Mnuchin says he and GOP leaders will discuss plan to pass targeted stimulus with Democrats' help
- Treasury Secretary Mnuchin says that he will attempt to draft a targeted stimulus package with Democrats in the coming weeks.
- Mnuchin said he will on Friday meet with Senate Majority Leader McConnell and House Minority Leader McCarthy.
- "We are going to come up with a plan to sit down with Pelosi and Schumer and try to get a targeted bill done," Mnuchin said.
Treasury Secretary Steven Mnuchin said Friday that he and senior GOP lawmakers will attempt to draft a targeted stimulus package with Democrats in the coming weeks.
Mnuchin explained that he and White House chief of staff Mark Meadows will later Friday convene with Senate Majority Leader Mitch McConnell, R-Ky., and House Minority Leader Kevin McCarthy, R-Calif., to brainstorm ideas for a more-targeted relief package.
Mnuchin, who with Meadows has led President Donald Trump's stimulus discussions for months, expressed some optimism that House Speaker Nancy Pelosi, D-Calif., and Senate Minority Leader Chuck Schumer, D-N.Y., may be more open to a compromise following the 2020 elections.
"I can tell you Mark Meadows and I will be speaking with Mitch McConnell and Kevin McCarthy this morning," he said. "And we are going to come up with a plan to sit down with Pelosi and Schumer and try to get a targeted bill done for the people that really need it. And hopefully the Democrats will work with us."
Lawmakers have for months struggled to pass additional economic stimulus with little signs of nearing the finish line. McConnell on Friday afternoon offered comment on his thoughts pertaining to more stimulus.
"Republicans continue to support passing these kinds of urgent and targeted measures as soon as possible," he said in a press release. "American workers should not lose their jobs needlessly when a second round of the job-saving Paycheck Protection Program for the hardest-hit small businesses would make a huge difference."

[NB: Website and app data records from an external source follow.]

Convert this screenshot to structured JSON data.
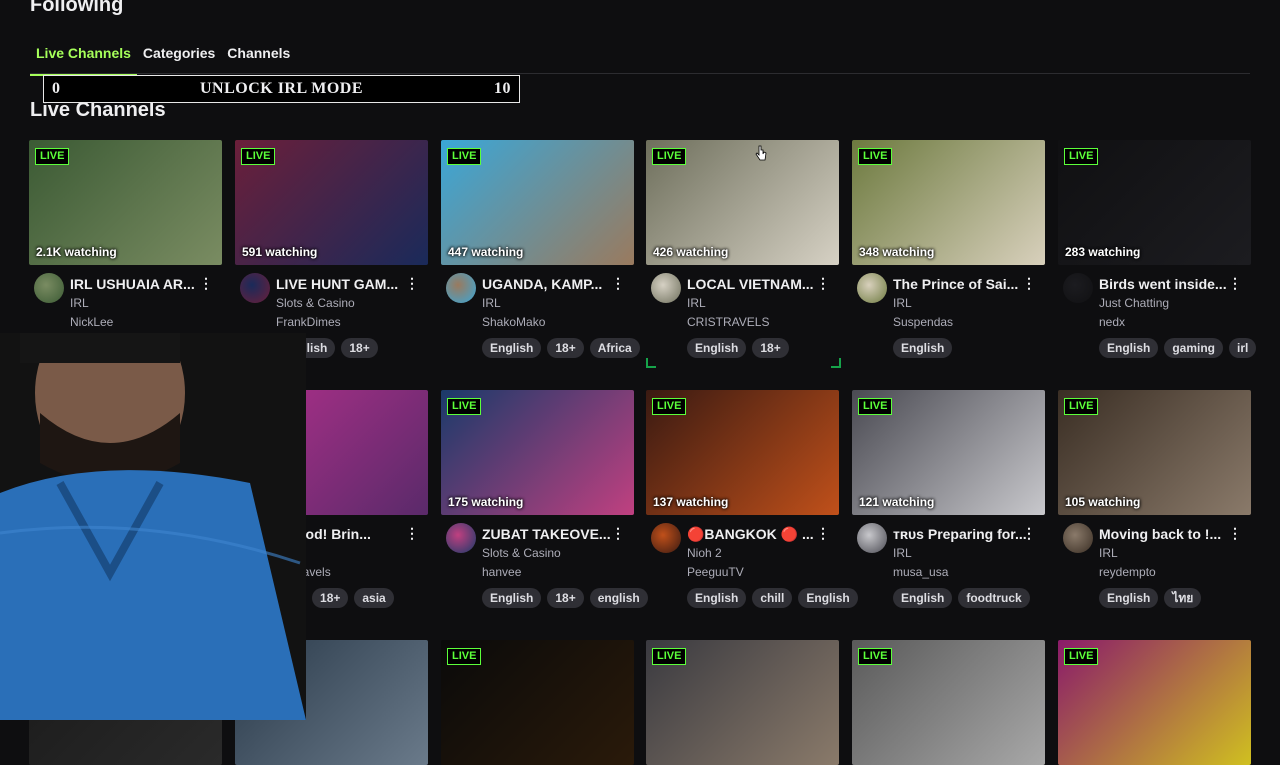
{
  "page": {
    "title": "Following",
    "section_title": "Live Channels"
  },
  "tabs": [
    {
      "label": "Live Channels",
      "active": true
    },
    {
      "label": "Categories",
      "active": false
    },
    {
      "label": "Channels",
      "active": false
    }
  ],
  "overlay": {
    "left_value": "0",
    "title": "UNLOCK IRL MODE",
    "right_value": "10"
  },
  "live_badge": "LIVE",
  "rows": [
    [
      {
        "watching": "2.1K watching",
        "title": "IRL USHUAIA AR...",
        "category": "IRL",
        "channel": "NickLee",
        "tags": [],
        "thumb": [
          "#3b5a34",
          "#7a8c62"
        ]
      },
      {
        "watching": "591 watching",
        "title": "LIVE HUNT GAM...",
        "category": "Slots & Casino",
        "channel": "FrankDimes",
        "tags": [
          "English",
          "18+"
        ],
        "thumb": [
          "#6b1f3a",
          "#1a2a5a"
        ]
      },
      {
        "watching": "447 watching",
        "title": "UGANDA, KAMP...",
        "category": "IRL",
        "channel": "ShakoMako",
        "tags": [
          "English",
          "18+",
          "Africa"
        ],
        "thumb": [
          "#3aa7d8",
          "#9a7a5e"
        ]
      },
      {
        "watching": "426 watching",
        "title": "LOCAL VIETNAM...",
        "category": "IRL",
        "channel": "CRISTRAVELS",
        "tags": [
          "English",
          "18+"
        ],
        "thumb": [
          "#6e6f5c",
          "#d6d1c4"
        ]
      },
      {
        "watching": "348 watching",
        "title": "The Prince of Sai...",
        "category": "IRL",
        "channel": "Suspendas",
        "tags": [
          "English"
        ],
        "thumb": [
          "#6d7a3f",
          "#d8d0bc"
        ]
      },
      {
        "watching": "283 watching",
        "title": "Birds went inside...",
        "category": "Just Chatting",
        "channel": "nedx",
        "tags": [
          "English",
          "gaming",
          "irl"
        ],
        "thumb": [
          "#101012",
          "#1c1c20"
        ]
      }
    ],
    [
      {
        "watching": "",
        "title": "",
        "category": "",
        "channel": "",
        "tags": [],
        "thumb": [
          "#2a2a2a",
          "#3a3a3a"
        ]
      },
      {
        "watching": "...g",
        "title": "n good! Brin...",
        "category": "",
        "channel": "ns_travels",
        "tags": [
          "sh",
          "18+",
          "asia"
        ],
        "thumb": [
          "#b0308a",
          "#5a2a6a"
        ]
      },
      {
        "watching": "175 watching",
        "title": "ZUBAT TAKEOVE...",
        "category": "Slots & Casino",
        "channel": "hanvee",
        "tags": [
          "English",
          "18+",
          "english"
        ],
        "thumb": [
          "#1a3a6a",
          "#c04080"
        ]
      },
      {
        "watching": "137 watching",
        "title": "🔴BANGKOK 🔴 ...",
        "category": "Nioh 2",
        "channel": "PeeguuTV",
        "tags": [
          "English",
          "chill",
          "English"
        ],
        "thumb": [
          "#3a1a12",
          "#c0501a"
        ]
      },
      {
        "watching": "121 watching",
        "title": "ᴛʀᴜs Preparing for...",
        "category": "IRL",
        "channel": "musa_usa",
        "tags": [
          "English",
          "foodtruck"
        ],
        "thumb": [
          "#4a4a52",
          "#c8c8cc"
        ]
      },
      {
        "watching": "105 watching",
        "title": "Moving back to !...",
        "category": "IRL",
        "channel": "reydempto",
        "tags": [
          "English",
          "ไทย"
        ],
        "thumb": [
          "#3a2e24",
          "#8a7a6a"
        ]
      }
    ],
    [
      {
        "watching": "",
        "title": "",
        "category": "",
        "channel": "",
        "tags": [],
        "thumb": [
          "#1a1a1a",
          "#2a2a2a"
        ]
      },
      {
        "watching": "",
        "title": "",
        "category": "",
        "channel": "",
        "tags": [],
        "thumb": [
          "#2a3a4a",
          "#6a7a8a"
        ]
      },
      {
        "watching": "",
        "title": "",
        "category": "",
        "channel": "",
        "tags": [],
        "thumb": [
          "#0a0a0a",
          "#2a1a0a"
        ]
      },
      {
        "watching": "",
        "title": "",
        "category": "",
        "channel": "",
        "tags": [],
        "thumb": [
          "#3a3a40",
          "#8a7a6a"
        ]
      },
      {
        "watching": "",
        "title": "",
        "category": "",
        "channel": "",
        "tags": [],
        "thumb": [
          "#5a5a5a",
          "#a8a8a8"
        ]
      },
      {
        "watching": "",
        "title": "",
        "category": "",
        "channel": "",
        "tags": [],
        "thumb": [
          "#8a1a6a",
          "#d0c020"
        ]
      }
    ]
  ],
  "colors": {
    "accent": "#a6ff5a",
    "live_green": "#5cff3a",
    "background": "#0e0e10",
    "tag_bg": "#2f2f35"
  }
}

"Our medical system should not be denied additional support, including for distributing the life-saving vaccines that appear to be on the horizon," the Senate Majority Leader added.
Congress passed a historic $2 trillion bill in March known as the CARES Act that included funding for the Paycheck Protection Program, enhanced unemployment benefits and $1,200 direct payments to most U.S. workers.
But many of those stimulus provisions expired or were depleted over the course of the summer, igniting debate on Capitol Hill over whether they need to be revitalized.
Democrats have argued for more robust spending to not only extend unemployment benefits and the PPP, but to also help support state and local governments that have seen steep budgetary deficits due to the coronavirus's impact on business.
The White House and Senate Republicans, who say they are more concerned about the price tag, have called for smaller, more targeted measures that would restrict aid to the hardest-hit industries like travel, restaurants and hospitality.
"I understand that the Democrats didn't want us to do anything before the election because they didn't want to do something that could be helpful to the president," Mnuchin added Friday morning. "But I had hoped, now that we're now past the election, that the Democrats would now work with us."
Democrats control the House and will hold a more narrow majority when the next Congress starts in January. Republicans have a Senate majority now, and two January runoff elections in Georgia will determine whether they keep it for the next two years. Democrats picked up one Senate seat in this month's elections.
President-elect Joe Biden has backed Democrats' push for a bill that costs at least $2.2 trillion.
The secretary's comments were taken with even greater interest Friday morning, less than a day after the Treasury Department said it would not try to extend a handful of lending programs instituted with the Federal Reserve during the early days of the coronavirus pandemic.
The funding for those programs is set to expire at the end of the year and would require Congress's approval if Mnuchin wished to prolong their expiration.
The lending facilities cover corporate bond buying, loans to state and local governments and the Main Street Lending Program to small- and medium-sized businesses. The Fed said it wanted the programs extended.